Two bank executives thrown into custody over alleged forgery
Two Ecobank executives will spend two nights at the Muthaiga Police Station for allegedly forging the registration of a title deed for a property in Nairobi.
Michael Monari, Ecobank’s managing director in Uganda and Wilfred Nyasimi Oroko, the bank’s senior group officer in Lome will remain in custody to allow the police to complete investigations.
Mr Monari and Mr Oroko arrived in the country on Monday from Kampala, Uganda and Lome, Togo, respectively and denied a forgery charge before anti-corruption magistrate Lucy Nyambura.
They had been summoned to appear in court following accusations of obtaining registration by false pretence in a dispute between the bank and a property owner over the sale of a prime building in the Central Business District.

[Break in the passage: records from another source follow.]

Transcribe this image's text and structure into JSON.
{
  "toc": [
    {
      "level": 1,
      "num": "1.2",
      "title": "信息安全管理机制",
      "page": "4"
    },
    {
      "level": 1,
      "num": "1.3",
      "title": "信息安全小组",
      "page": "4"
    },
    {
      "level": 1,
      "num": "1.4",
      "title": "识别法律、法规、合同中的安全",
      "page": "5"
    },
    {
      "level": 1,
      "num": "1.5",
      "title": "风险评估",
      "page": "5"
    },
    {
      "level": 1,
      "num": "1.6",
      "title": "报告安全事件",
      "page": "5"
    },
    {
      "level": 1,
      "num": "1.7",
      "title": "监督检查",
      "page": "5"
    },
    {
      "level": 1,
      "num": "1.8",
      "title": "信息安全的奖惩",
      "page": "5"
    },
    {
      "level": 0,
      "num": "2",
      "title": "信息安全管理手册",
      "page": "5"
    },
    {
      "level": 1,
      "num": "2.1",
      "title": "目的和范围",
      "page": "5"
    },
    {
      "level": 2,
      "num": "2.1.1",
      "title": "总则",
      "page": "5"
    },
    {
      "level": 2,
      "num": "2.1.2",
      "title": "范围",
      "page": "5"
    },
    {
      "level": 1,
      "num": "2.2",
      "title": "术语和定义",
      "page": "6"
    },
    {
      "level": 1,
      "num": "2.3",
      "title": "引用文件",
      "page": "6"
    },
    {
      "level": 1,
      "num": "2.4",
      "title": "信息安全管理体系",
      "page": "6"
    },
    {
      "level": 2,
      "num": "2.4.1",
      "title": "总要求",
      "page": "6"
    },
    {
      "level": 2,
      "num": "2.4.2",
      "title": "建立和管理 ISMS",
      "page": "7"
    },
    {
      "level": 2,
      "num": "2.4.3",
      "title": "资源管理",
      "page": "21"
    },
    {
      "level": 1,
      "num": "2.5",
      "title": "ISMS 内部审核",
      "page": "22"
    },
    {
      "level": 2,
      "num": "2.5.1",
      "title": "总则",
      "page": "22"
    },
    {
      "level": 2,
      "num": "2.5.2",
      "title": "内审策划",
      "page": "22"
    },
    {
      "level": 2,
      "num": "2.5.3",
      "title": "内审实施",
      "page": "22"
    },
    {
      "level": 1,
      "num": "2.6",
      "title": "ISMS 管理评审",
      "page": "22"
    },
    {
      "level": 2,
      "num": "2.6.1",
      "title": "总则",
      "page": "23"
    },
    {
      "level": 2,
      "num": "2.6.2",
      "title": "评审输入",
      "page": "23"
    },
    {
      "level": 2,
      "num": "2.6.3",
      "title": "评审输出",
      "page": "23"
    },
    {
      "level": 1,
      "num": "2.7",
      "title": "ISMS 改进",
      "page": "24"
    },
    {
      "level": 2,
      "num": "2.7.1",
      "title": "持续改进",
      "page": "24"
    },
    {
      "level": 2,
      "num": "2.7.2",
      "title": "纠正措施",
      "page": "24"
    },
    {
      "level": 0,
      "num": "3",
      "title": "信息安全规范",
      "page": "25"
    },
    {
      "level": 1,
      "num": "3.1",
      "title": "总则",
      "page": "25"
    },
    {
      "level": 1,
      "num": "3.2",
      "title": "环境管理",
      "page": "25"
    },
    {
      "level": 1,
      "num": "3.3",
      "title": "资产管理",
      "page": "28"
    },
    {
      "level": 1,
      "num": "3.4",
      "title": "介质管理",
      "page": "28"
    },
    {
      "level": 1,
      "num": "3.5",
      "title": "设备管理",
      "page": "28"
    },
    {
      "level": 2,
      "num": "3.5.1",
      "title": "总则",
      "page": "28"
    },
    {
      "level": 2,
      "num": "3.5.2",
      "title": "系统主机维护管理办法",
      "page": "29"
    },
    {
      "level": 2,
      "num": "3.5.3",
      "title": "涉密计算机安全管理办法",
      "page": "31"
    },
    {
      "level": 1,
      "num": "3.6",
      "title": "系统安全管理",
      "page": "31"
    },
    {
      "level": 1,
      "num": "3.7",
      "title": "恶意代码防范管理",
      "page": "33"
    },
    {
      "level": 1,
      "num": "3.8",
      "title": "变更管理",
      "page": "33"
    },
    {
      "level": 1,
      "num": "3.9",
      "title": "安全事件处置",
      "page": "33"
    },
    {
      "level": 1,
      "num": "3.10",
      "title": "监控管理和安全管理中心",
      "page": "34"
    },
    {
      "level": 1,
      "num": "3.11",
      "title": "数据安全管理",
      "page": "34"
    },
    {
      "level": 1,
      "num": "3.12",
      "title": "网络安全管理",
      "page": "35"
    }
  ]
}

Principal magistrate Ms Nyambura was told by the prosecution that the two top bank officials and others who were in court, procured for Akiba Bank, a precursor of Ecobank, the registration of replacement of change of title deed to property belonging to Mohamed Habib without his consent.
Both pleaded not guilty to the charges and will appear in court tomorrow for bail application.
The prosecution said it had not completed its investigations because the two have been out of the country for a considerable period.
State prosecutor Onesmus Towett asked the court to order the two be remanded at Muthaiga Police Station, a plea the magistrate granted.
Investigations have been going on since last year, but the two managers could not be charged because they moved to the High Court seeking to stop prosecution but the case was thrown out by Mr Justice Mohammed Warsame.
The complaint against the managers was lodged by businessman Mohamed Abubakar who asked the police to investigate an alleged forgery of charge and registration of a title of Nairobi Hotel Downtown belonging to his family.
The title had been charged to the bank by the late Mohamed Habib after he borrowed a loan of Sh7.5 million from the bank.
By the time he died in 2007, he had repaid Sh6.5 million, but the bank was still claiming Sh105 million.
The hotel was later sold on December 15, 2008 to a businessman John Kariuki Ngururi for Sh60.5 million and thereafter, Mr Abubakar was ordered to pay monthly rent to the new owner. Mr Abubakar claims the two senior managers signed the charge as directors of the bank and the charge was a clear forgery as Habib died in June 17, 2007 but it was signed and executed in December 31, 2008.
The two are alleged to have unlawfully varied terms of the agreement on property LR208/4356 and forwarded it to the bank on February 25, 2009.
On March 30, Mr Justice Warsame threw out an application by the bank and directed the Director of Public Prosecutions (DPP) Keriako Tobiko and the Criminal Investigations Department (CID) to arrest and arraign in court Mr Monari and Mr Aroko for alleged forgery.
The court heard during the earlier hearing that the replacement of the charge on the title and the subsequent transfer of the property could only have been achieved through fraud by officials at the bank and lands registry.
Mr Abubakar submitted through his lawyer that his father had repaid Sh6.29 million which covered 90 per cent of the principal sum when the bank exercised its statutory power of sale.
He was also aggrieved by the compound interest rate of 34 per cent per annum charged on the loan.
Justice Warsame said evidence adduced disclosed criminal acts and omissions “which must be investigated, prosecuted, and determined by the court.”
A valuation report put the market value of the four-storey building located along Nairobi’s Mokhtar Dadar Street behind Nakumatt Lifestyle at Sh105 million.
Mr Abubakar’s application followed the invasion of the premises by Kindest Auctioneers on alleged instructions of Mr Ngururi to levy distress for Sh8.8 million rent arrears.